RIKUZEN-TAKATA, Japan — With schoolchildren playing in front of her house every day, a tsunami survivor who identifies herself only as “Mrs. Sugawara,” says she often thinks about suicide.
Her daughter and two sons survived the March 11 disaster, but her husband and three grandchildren did not.
“They were my future, and now they are gone and not coming back,” says Mrs. Sugawara, 69. “The tsunami took my sense of hope away with them.”
Her lonely struggle mirrors that of thousands of tsunami survivors, especially seniors now isolated in temporary houses after spending months in crowded but more sociable gymnasiums.
Since her children have gone to work elsewhere, Mrs. Sugawara lives alone, in a prefab unit in the parking lot of a junior high school overlooking the obliterated northeastern city of Rikuzen-Takata.
“Immediately after the tsunami, we were all fighting to stay alive, and it brought us closer to together,” she says. “But ever since we all moved into temporary houses, people stay to themselves. We have lost our ties.”
This isolation has deepened her depression, she says, and there’s little — other than the playful schoolchildren — to take her mind off thoughts about her lost loved ones.
She says she’s too traumatized to search for work or even to look at the devastated town below.
“After the tsunami, I could see where the remains of the city hall were, but I couldn’t even recognize where my house used to stand. I was too scared and disoriented to walk around and figure out where things used to be. Everything was washed away, even my memories,” Mrs. Sugawara says.

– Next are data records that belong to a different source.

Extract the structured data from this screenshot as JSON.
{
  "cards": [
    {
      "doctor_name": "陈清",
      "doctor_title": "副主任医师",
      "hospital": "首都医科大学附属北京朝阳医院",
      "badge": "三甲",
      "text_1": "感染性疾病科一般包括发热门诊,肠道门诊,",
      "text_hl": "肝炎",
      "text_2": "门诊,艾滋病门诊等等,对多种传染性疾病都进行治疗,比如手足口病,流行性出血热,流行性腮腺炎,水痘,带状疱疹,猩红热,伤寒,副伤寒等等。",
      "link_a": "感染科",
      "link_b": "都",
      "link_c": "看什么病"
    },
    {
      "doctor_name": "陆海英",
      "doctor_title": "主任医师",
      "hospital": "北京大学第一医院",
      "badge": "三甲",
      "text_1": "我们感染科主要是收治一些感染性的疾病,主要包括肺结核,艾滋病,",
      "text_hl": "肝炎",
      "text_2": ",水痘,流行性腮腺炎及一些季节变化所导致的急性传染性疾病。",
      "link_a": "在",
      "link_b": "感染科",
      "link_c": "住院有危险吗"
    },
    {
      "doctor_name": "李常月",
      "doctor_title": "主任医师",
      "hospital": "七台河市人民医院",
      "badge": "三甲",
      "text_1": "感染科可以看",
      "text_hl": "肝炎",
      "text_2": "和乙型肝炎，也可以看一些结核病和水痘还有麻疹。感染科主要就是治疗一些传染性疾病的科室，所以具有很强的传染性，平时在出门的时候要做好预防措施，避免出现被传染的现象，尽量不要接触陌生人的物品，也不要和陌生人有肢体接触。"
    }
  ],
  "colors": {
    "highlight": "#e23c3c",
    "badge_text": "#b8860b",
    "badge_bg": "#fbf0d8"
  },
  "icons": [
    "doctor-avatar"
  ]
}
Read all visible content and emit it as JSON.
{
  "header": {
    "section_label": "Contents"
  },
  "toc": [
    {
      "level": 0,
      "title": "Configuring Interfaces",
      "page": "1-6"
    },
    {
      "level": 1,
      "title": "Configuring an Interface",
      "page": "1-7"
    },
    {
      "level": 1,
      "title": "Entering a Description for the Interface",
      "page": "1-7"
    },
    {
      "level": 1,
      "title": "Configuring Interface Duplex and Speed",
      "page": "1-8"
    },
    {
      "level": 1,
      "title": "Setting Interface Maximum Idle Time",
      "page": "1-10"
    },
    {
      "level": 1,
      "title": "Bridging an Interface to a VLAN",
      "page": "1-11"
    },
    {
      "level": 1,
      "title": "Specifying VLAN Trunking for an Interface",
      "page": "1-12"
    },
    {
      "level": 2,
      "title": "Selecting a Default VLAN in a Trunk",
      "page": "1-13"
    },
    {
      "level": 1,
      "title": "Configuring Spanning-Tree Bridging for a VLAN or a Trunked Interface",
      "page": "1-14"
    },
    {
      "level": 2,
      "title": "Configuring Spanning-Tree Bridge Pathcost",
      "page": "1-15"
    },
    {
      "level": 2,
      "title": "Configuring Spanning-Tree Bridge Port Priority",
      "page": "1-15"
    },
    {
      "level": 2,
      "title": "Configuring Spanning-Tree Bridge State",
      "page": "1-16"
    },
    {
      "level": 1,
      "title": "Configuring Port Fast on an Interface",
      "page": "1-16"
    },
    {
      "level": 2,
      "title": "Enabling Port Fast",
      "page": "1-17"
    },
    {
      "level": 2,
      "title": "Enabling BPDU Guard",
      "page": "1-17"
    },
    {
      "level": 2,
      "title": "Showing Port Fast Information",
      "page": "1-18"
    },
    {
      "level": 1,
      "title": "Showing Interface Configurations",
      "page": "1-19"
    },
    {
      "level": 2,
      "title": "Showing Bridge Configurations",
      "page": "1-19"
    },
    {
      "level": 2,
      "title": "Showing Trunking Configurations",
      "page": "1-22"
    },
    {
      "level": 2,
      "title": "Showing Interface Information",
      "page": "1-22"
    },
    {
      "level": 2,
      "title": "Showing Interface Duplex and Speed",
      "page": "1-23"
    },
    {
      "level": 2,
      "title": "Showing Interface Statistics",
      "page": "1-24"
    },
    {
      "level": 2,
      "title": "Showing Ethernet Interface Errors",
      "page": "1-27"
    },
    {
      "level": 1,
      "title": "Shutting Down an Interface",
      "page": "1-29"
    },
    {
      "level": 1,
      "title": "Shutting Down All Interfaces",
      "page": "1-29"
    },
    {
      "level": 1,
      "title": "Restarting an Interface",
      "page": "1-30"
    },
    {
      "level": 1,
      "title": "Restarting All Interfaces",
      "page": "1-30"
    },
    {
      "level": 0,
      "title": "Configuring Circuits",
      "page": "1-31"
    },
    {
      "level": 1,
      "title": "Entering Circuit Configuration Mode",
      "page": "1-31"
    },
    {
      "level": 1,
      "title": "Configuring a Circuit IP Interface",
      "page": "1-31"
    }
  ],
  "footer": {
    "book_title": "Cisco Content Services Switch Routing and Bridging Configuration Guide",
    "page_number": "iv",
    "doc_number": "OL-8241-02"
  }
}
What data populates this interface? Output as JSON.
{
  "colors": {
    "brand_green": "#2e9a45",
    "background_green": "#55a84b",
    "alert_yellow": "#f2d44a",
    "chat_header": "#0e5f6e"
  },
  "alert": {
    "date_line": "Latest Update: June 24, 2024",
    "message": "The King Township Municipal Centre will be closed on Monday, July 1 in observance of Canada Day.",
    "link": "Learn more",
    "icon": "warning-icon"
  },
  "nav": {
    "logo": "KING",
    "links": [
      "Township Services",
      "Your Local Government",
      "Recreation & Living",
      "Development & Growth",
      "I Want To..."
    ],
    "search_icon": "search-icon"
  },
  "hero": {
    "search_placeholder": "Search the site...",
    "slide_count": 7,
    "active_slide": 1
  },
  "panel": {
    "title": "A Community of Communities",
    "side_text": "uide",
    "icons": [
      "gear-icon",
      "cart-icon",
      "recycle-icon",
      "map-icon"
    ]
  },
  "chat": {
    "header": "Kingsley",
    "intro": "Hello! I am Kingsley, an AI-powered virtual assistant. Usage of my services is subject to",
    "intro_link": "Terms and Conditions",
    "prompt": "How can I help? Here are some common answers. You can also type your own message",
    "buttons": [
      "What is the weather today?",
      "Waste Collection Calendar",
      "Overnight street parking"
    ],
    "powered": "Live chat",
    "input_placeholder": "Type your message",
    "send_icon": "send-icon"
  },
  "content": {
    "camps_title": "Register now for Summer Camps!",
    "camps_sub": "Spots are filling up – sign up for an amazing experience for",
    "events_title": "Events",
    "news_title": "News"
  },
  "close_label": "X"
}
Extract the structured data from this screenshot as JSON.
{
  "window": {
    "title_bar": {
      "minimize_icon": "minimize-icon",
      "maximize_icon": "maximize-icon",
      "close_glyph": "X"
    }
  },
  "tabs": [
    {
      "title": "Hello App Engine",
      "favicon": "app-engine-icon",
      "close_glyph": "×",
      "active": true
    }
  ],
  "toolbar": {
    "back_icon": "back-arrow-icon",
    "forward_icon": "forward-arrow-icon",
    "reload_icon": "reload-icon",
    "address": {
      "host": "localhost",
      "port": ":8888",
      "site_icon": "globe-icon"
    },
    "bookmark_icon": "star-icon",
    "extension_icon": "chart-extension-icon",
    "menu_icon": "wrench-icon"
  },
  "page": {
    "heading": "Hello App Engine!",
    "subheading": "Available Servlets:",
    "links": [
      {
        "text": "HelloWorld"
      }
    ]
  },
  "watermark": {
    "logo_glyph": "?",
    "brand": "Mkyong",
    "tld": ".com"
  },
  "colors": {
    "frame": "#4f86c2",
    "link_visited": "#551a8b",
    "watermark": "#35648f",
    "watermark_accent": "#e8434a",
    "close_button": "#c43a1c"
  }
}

She says she often blames herself for her losses on March 11. After the magnitude 9.0 earthquake, she heard a single tsunami warning. “Then the electricity was cut off, and the authorities didn’t say what we should do.”
Her husband left her at home alone and drove toward low ground to pick up their grandchildren at school.
Instead of waiting for her husband to return, she fled in a friend’s car to the top of a hill. “He probably was planning to come back to get me at home. That’s why they were too late to escape. I feel terribly guilty for this,” she says.
Soldiers eventually found their battered car, empty. The bodies of her husband and two grandchildren were found farther away, while another grandchild, age 5, remains missing and is presumed drowned.
She hoped police would find something — anything — from her past. Her neighbor, Kazumi Murakami, 67, was uplifted when someone found a tattered photo album in the debris and gave her and her husband a 30-year-old graduation photo of their missing son.
Mrs. Sugawara wasn’t as fortunate. Police officers later found her husband’s wallet, which contained only his birth certificate.
She initially survived on handouts of food and water from the Red Cross and other charities.
By midsummer, the government kept its promise to provide temporary housing for everyone. Her pre-fab unit has a refrigerator, humidifier and a gas tank for cooking.
But there is only an air-conditioner in the family room, not her bedroom, which gets stuffy during hot days and nights. She had to buy a fan, and her daily needs of food and water, using money saved in her bank account.
She hopes the government will provide compensation for deceased relatives, as well as a fair price for her uninhabitable land.
Though aftershocks are less frequent than before, she is always ready to evacuate in case of earthquake and tsunami.
Yet she rarely ever leaves her temporary home.
“As a widow, it’s difficult for me to go on. I guess this is how all lonesome seniors feel. I am retired, and I do not want to work. My husband was my support, and I lost him. My whole life was based around my grand-daughters, and they are dead. Now I have no future ambitions. I lost everything, including my motivation. Ever since the tsunami hit, I have only thought about surviving one more day.”
One weekend, her daughter came to her temporary house to take her over the mountains to see normal life in the city of Morioka.
But she couldn’t muster the courage to go to the annual Tanabata star festival that locals had organizedto cheer up survivors. “There was going to be a lot of little children there, and that would hurt me.”
Her neighbor Taizo Kumagai, 71, says he’s glad he went to the festival.
For 40 years, Mr. Kumagai owned the Ofuna Ryokan, a little hotel that was like a community center for travelers. His guests helped him overcome the loss of five family members due to the 1960 earthquake in Chile that drove tsunami waves all the way to Japan.
Accustomed to taking care of strangers, he saved two elderly women who were being swept away in the March 11 tsunami. He swallowed a lot of water, and spent three months in a hospital with a back injury.
He now shares a cramped space with his 80-year-old mother and three others, but says he misses the camaraderie of the hospital and evacuation center.
“It feels lonely here now,” he says, watering plants. “There were always many people hanging around in the shelters. It was easy to talk, share our feelings and make new friends. Now, everybody is scattered somewhere else. I miss the people from the hospital and the shelter.”
By chance, he met the two women he rescued at the Tanabata festival. “It was wonderful to see them again. They told me ‘Thank you, sir, for saving our lives and giving us a second chance to live.’ That gave me some more hope for the future.”